Architecting the Industrial Internet

By : Robert Stackowiak, Shyam Varan Nath, Carla Romano
Book Image

Architecting the Industrial Internet

By: Robert Stackowiak, Shyam Varan Nath, Carla Romano

Overview of this book

The Industrial Internet or the IIoT has gained a lot of traction. Many leading companies are driving this revolution by connecting smart edge devices to cloud-based analysis platforms and solving their business challenges in new ways. To ensure a smooth integration of such machines and devices, sound architecture strategies based on accepted principles, best practices, and lessons learned must be applied. This book begins by providing a bird's eye view of what the IIoT is and how the industrial revolution has evolved into embracing this technology. It then describes architectural approaches for success, gathering business requirements, and mapping requirements into functional solutions. In a later chapter, many other potential use cases are introduced including those in manufacturing and specific examples in predictive maintenance, asset tracking and handling, and environmental impact and abatement. The book concludes by exploring evolving technologies that will impact IIoT architecture in the future and discusses possible societal implications of the Industrial Internet and perceptions regarding these projects. By the end of this book, you will be better equipped to embrace the benefits of the burgeoning IIoT.
Table of Contents (19 chapters)
Title Page
About the Authors
About the Reviewers
Customer Feedback

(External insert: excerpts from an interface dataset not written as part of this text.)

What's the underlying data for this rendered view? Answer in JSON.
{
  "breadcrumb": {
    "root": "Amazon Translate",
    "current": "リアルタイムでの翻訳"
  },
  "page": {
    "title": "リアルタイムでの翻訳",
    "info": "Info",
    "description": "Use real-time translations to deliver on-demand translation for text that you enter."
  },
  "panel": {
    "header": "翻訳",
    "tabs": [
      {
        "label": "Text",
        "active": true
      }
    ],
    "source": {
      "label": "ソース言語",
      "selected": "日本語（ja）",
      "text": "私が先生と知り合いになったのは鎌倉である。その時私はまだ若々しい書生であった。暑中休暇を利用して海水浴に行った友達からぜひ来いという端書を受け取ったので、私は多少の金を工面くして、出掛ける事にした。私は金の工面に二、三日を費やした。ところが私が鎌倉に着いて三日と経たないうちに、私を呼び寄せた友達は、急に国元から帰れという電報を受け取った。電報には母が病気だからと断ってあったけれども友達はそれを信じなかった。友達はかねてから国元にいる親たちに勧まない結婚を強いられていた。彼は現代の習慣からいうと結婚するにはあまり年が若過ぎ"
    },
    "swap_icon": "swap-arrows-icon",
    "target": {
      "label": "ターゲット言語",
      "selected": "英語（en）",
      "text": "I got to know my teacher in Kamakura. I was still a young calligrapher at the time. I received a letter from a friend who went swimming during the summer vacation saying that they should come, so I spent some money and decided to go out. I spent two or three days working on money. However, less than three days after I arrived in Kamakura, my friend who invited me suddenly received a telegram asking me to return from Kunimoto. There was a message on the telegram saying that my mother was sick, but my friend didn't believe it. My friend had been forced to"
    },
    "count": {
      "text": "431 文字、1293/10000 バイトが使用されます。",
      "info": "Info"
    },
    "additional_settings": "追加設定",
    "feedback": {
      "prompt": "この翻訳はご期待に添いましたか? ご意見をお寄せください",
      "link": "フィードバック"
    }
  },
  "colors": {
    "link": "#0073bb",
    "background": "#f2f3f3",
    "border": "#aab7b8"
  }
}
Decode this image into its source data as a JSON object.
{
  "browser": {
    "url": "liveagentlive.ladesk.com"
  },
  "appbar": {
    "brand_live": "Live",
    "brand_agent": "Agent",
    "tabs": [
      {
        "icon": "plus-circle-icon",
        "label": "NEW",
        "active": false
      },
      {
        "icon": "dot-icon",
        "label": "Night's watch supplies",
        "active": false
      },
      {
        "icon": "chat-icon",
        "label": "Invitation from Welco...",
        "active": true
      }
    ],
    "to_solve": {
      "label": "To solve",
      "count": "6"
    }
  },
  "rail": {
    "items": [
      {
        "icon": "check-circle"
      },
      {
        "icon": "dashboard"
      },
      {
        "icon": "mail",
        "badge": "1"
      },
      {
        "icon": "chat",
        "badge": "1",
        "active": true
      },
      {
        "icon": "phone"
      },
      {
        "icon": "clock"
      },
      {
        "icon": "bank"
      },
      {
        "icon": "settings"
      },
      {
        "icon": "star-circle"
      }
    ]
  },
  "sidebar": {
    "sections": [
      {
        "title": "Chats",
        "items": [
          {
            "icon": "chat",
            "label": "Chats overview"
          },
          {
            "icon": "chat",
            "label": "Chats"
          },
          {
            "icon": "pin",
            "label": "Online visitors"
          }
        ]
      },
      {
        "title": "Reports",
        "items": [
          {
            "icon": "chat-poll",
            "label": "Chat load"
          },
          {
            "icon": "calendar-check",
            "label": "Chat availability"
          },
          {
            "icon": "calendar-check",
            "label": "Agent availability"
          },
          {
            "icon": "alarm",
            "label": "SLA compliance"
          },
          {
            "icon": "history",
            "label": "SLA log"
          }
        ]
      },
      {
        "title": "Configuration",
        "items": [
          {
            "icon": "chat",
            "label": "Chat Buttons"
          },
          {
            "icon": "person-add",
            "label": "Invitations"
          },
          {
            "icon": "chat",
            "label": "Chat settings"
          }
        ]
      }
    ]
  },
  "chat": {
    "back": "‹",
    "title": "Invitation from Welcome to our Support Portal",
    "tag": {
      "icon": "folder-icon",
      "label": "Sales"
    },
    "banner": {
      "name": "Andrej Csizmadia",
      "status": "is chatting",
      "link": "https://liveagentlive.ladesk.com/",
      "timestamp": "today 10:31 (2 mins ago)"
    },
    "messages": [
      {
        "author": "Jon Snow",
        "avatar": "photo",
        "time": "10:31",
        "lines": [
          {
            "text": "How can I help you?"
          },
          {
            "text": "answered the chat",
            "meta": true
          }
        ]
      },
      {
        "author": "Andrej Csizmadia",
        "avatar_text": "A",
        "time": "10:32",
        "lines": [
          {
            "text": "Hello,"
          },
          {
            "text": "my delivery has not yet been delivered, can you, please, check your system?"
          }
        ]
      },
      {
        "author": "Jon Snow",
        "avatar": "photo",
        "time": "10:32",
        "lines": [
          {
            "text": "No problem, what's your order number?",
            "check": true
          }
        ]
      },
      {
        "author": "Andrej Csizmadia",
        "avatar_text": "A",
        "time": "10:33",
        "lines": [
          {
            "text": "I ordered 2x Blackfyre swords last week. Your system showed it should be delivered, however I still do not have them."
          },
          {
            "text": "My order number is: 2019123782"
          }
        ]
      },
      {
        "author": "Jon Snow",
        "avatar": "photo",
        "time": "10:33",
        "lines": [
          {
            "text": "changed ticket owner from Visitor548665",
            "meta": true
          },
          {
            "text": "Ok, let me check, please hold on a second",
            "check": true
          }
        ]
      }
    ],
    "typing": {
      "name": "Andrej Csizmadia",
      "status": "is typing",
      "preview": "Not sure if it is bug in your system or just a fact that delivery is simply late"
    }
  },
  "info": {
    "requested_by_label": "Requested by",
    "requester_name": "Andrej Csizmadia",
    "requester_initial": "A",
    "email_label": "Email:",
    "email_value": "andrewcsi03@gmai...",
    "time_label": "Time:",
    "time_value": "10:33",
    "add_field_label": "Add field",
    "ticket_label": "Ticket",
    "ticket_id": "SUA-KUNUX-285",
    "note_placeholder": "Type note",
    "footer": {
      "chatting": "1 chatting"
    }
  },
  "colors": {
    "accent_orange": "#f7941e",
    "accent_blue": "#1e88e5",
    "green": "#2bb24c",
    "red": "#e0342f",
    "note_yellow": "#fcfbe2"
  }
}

The control domain

The control domain denotes the functions taking place in edge devices that serve as industrial controls. These functions include reading data from sensors in the devices, applying rules and logic to create fine-grained closed-loop processing, and providing control over the physical system through actuators. The devices might be networked together or highly distributed and are most often distant from a centralized data store containing historical data gathered from the devices. In the Industrial Internet, they are connected via a network connection back to this central data gathering point.

The following diagram pictures devices in the field (in manufacturing plants, distribution centers, or on transit vehicles in our supply chain example), cloud-based data processing components, and business on-line transaction processing (OLTP) systems and tools. The typical primary components in the control domain are in the shaded area:

As described in Chapter 2, Architectural Approaches...